Predicting the first sighting of the new crescent moon has been attempted since the time of the Babylonians. These ancient methods relied on the age of the Moon and the time difference between moonset and sunset. More modern methods use the angular separation of the Sun and Moon, the altitude difference between the Sun and Moon, their relative azimuths and the width of the crescent.
The following table shows the dates of possible first sighting of new moon crescent (in Arabic known as hilal) for Brunei Darussalam. These dates are colour-coded based on the moon altitude and a crude prediction of the new moon sighting can be related as follow:
1. Red that indicates the moon altitude which is less than 2°. A very slim chance of visibility due to low altitude.
2. Orange that signifies the moon altitude between 2° and 5.5°. There is a slim chance of crescent visibility. However visibility might be improved with the use of optical aids and excellent atmospheric conditions.
3. Yellow that the moon is at altitude between 5.5° and 7.5°. There is a good chance that the crescent is visible to the naked eyes under excellent atmospheric conditions.
4. Green that shows the moon’s altitude is more than 7.5°. The lunar crescent is positioned reasonably high above the horizon making it easily visible to the naked eye.

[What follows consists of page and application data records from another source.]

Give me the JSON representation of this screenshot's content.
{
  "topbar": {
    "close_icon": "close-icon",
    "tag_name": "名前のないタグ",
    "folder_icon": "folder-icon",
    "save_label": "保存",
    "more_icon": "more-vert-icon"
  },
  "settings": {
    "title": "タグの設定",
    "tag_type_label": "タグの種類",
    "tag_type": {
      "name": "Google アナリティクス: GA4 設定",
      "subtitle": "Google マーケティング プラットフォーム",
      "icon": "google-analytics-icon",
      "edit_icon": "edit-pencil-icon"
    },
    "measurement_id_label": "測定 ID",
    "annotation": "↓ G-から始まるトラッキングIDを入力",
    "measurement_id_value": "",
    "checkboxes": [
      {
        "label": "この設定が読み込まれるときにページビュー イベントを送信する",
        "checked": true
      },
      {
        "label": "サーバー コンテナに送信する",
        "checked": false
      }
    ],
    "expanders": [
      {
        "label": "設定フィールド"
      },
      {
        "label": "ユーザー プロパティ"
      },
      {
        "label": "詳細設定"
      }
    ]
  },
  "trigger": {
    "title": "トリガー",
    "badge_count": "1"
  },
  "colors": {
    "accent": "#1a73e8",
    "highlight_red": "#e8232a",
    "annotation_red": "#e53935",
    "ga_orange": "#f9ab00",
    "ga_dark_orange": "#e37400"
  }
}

If you manage to sight the crescent on the dates provided, please share your experience and photos via email@example.com
Buku ini adalah dihasratkan sebagai rujukan bagi ilmuan-ilmuan di Negara Brunei Darussalam dan sumbangan kajian berunsur saintifik. Di dalam buku ini terkandung kompilasi jadual waktu bagi kenampakan anak bulan yang pertama. Penghasilan jadual ialah dengan mengunakan berbagai-bagai perisian astronomi dan program yang diaturacara oleh Hazarry bin Hj Ali Ahmad.
This is a table computed by Her Majesty’s Nautical Almanac Office computes and distributes predictions of lunar crescent visibility for Bandar Seri Begawan, Brunei Darussalam from Year 1980 until 2030.
Visibility Predictions for the New Crescent Moon are catagorised by A Easily visible B Visible under perfect conditions C May need optical aid to find the crescent Moon D Will need optical aid to find the crescent Moon E Not visible with a telescope F Not visible, below the Danjon limit
By Louay J. Fatoohi, F. Richard Stephenson & Shetha S. Al-Dargazelli Department of Physics, University of Durham
When the distinguished French astronomer Andre Danjon was the director of Strasbourg Observatory, he became engaged in determining the light curve of the Moon. In 1931 he noticed that the Moon of August 13, which was only 16.2 hr before new, extended only 75-80° from cusp to cusp. In other words, Danjon found that the outer terminator of the crescent was considerably less than a complete half-circle, which it should have been theoretically. This was not an isolated observation because other observations, and also examination of previous records, showed that this shortening of the crescent was a general and real phenomenon. Danjon also noticed that the shortening diminishes as the angular distance of the Moon from the Sun increases.
By Bradley E.Schaefer NASA/Goddard Space Flight Center, Code 661 Greenbelt, MD 20771, USA
Prediction of the first visibility of the lunar crescent is a difficult problem involving astronomy, meteorology, and physiology. Historically, this problem has been attacked by an empirical approach where some set of observations is used to deduce a criterion for visibility. In this paper, I present a list of 201 observations and their observing circumstances for use in deriving and testing prediction algorithms. I find that criteria involving the moonset lagtime and the Moon’s age are quite bad in their predictive ability. Criteria involving the relative altitude and azimuth of the Moon at sunset are better, yet still can yield incorrect predictions within a zone of uncertainty with a width of over 105 degrees in longitude. The new theoretical model of Schaefer ( 1 988) is found to have a zone of uncertainty with an average total width of 47 degrees in longitude.